_Work task_: Everything in the data that follows has to be repeated verbatim.
----
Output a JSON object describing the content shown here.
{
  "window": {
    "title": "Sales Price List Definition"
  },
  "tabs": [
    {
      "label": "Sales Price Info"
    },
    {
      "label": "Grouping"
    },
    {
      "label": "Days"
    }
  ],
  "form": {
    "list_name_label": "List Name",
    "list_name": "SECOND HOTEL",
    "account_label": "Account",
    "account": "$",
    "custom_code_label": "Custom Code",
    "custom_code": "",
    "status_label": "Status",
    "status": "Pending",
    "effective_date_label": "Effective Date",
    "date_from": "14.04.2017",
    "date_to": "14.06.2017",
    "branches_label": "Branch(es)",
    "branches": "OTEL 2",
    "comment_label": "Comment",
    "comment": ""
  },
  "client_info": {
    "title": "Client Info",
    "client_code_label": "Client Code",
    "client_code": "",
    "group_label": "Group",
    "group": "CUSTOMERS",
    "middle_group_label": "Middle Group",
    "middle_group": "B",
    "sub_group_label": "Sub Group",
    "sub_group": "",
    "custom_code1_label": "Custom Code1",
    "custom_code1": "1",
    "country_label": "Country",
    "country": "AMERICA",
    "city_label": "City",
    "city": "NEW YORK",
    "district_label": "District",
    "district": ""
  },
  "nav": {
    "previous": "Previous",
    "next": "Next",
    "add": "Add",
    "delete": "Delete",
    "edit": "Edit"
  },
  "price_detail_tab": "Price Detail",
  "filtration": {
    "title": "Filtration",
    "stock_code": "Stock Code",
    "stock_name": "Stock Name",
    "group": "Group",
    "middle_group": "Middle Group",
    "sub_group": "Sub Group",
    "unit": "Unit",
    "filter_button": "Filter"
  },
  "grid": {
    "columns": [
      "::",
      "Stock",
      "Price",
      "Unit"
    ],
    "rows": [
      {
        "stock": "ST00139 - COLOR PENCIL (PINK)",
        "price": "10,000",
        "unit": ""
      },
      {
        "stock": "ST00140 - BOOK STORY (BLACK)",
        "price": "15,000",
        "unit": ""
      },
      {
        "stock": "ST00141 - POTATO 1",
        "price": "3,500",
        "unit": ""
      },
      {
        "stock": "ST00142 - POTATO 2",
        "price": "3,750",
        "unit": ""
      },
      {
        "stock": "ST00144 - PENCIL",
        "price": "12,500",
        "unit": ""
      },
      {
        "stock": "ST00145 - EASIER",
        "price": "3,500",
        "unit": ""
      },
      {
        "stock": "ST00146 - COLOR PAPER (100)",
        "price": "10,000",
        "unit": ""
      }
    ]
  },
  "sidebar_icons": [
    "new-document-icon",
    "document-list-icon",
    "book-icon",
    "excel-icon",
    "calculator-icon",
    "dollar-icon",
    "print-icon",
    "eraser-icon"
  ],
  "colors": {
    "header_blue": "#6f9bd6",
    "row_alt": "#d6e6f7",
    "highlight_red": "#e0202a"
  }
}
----
_Solution to this task_:
Output a JSON object describing the content shown here.
{
  "window": {
    "title": "Sales Price List Definition"
  },
  "tabs": [
    {
      "label": "Sales Price Info"
    },
    {
      "label": "Grouping"
    },
    {
      "label": "Days"
    }
  ],
  "form": {
    "list_name_label": "List Name",
    "list_name": "SECOND HOTEL",
    "account_label": "Account",
    "account": "$",
    "custom_code_label": "Custom Code",
    "custom_code": "",
    "status_label": "Status",
    "status": "Pending",
    "effective_date_label": "Effective Date",
    "date_from": "14.04.2017",
    "date_to": "14.06.2017",
    "branches_label": "Branch(es)",
    "branches": "OTEL 2",
    "comment_label": "Comment",
    "comment": ""
  },
  "client_info": {
    "title": "Client Info",
    "client_code_label": "Client Code",
    "client_code": "",
    "group_label": "Group",
    "group": "CUSTOMERS",
    "middle_group_label": "Middle Group",
    "middle_group": "B",
    "sub_group_label": "Sub Group",
    "sub_group": "",
    "custom_code1_label": "Custom Code1",
    "custom_code1": "1",
    "country_label": "Country",
    "country": "AMERICA",
    "city_label": "City",
    "city": "NEW YORK",
    "district_label": "District",
    "district": ""
  },
  "nav": {
    "previous": "Previous",
    "next": "Next",
    "add": "Add",
    "delete": "Delete",
    "edit": "Edit"
  },
  "price_detail_tab": "Price Detail",
  "filtration": {
    "title": "Filtration",
    "stock_code": "Stock Code",
    "stock_name": "Stock Name",
    "group": "Group",
    "middle_group": "Middle Group",
    "sub_group": "Sub Group",
    "unit": "Unit",
    "filter_button": "Filter"
  },
  "grid": {
    "columns": [
      "::",
      "Stock",
      "Price",
      "Unit"
    ],
    "rows": [
      {
        "stock": "ST00139 - COLOR PENCIL (PINK)",
        "price": "10,000",
        "unit": ""
      },
      {
        "stock": "ST00140 - BOOK STORY (BLACK)",
        "price": "15,000",
        "unit": ""
      },
      {
        "stock": "ST00141 - POTATO 1",
        "price": "3,500",
        "unit": ""
      },
      {
        "stock": "ST00142 - POTATO 2",
        "price": "3,750",
        "unit": ""
      },
      {
        "stock": "ST00144 - PENCIL",
        "price": "12,500",
        "unit": ""
      },
      {
        "stock": "ST00145 - EASIER",
        "price": "3,500",
        "unit": ""
      },
      {
        "stock": "ST00146 - COLOR PAPER (100)",
        "price": "10,000",
        "unit": ""
      }
    ]
  },
  "sidebar_icons": [
    "new-document-icon",
    "document-list-icon",
    "book-icon",
    "excel-icon",
    "calculator-icon",
    "dollar-icon",
    "print-icon",
    "eraser-icon"
  ],
  "colors": {
    "header_blue": "#6f9bd6",
    "row_alt": "#d6e6f7",
    "highlight_red": "#e0202a"
  }
}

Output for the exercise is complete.